... Did you love the shade Nigel threw at Dancing With the Stars? Personally I think that show is unwatchable, but he at least seemed to view it with a measured camaraderie. Which, considering how many SYTYCD alums wind up on that show, is probably about right. [I stopped watching Dancing with the Stars when I stopped getting paid by the American Broadcasting Company, but the last few seasons that I did watch featured steadily more contemporary/modern styles, many of them imported over from SYTYCD alums, including the following, my favorite piece of Travis Wall choreography ever, and which I realize is exactly the kind of flowy-clothes contemporary that Price abhors, but we coexist anyway. — JR]
... Do you plan to participate in National Dance Day if only to get close to Christopher Scott up close and in person?
... Hi Casey.
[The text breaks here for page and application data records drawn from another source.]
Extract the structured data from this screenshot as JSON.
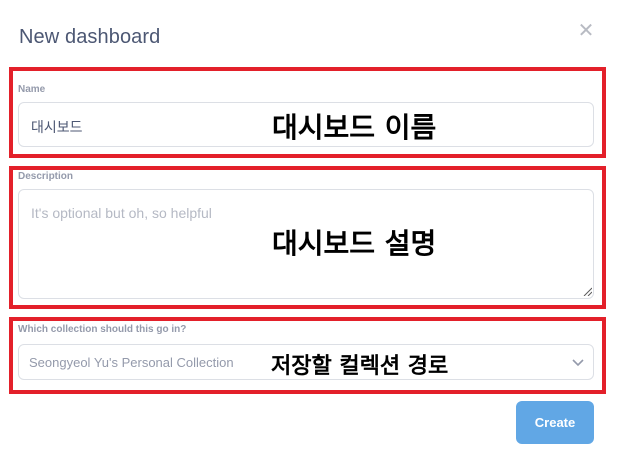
{
  "dialog": {
    "title": "New dashboard",
    "close_icon": "close-icon"
  },
  "name_section": {
    "label": "Name",
    "value": "대시보드",
    "annotation": "대시보드 이름"
  },
  "description_section": {
    "label": "Description",
    "placeholder": "It's optional but oh, so helpful",
    "annotation": "대시보드 설명"
  },
  "collection_section": {
    "label": "Which collection should this go in?",
    "selected": "Seongyeol Yu's Personal Collection",
    "annotation": "저장할 컬렉션 경로",
    "dropdown_icon": "chevron-down-icon"
  },
  "footer": {
    "create_label": "Create"
  },
  "colors": {
    "annotation_border": "#e3202a",
    "primary_button": "#509ee3"
  }
}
... The judges took up too much airtime raving about the dancers throughout the episode, so there was no time for a final recap of all the routines. But that meant we got even MORE time to watch the dancers bop around and cavort onstage as the credits rolled, which may actually be my favorite part of every episode. Better yet, since there were no eliminations this week, the party atmosphere was turned up to 11. Seriously, I couldn't get enough and will never get enough of the end credits freestyle dance party. Every episode ends with the best part:
"Let the children lose it, let the children use it, let all the children boogie." - D. Bowie
Have I said enough good things about this episode? No, I haven't, it deserves more compliments, but I'll stop here. So You Think You Can Dance remains very great and we are all lucky it exists, bye.
This article is from the archive of our partner The Wire.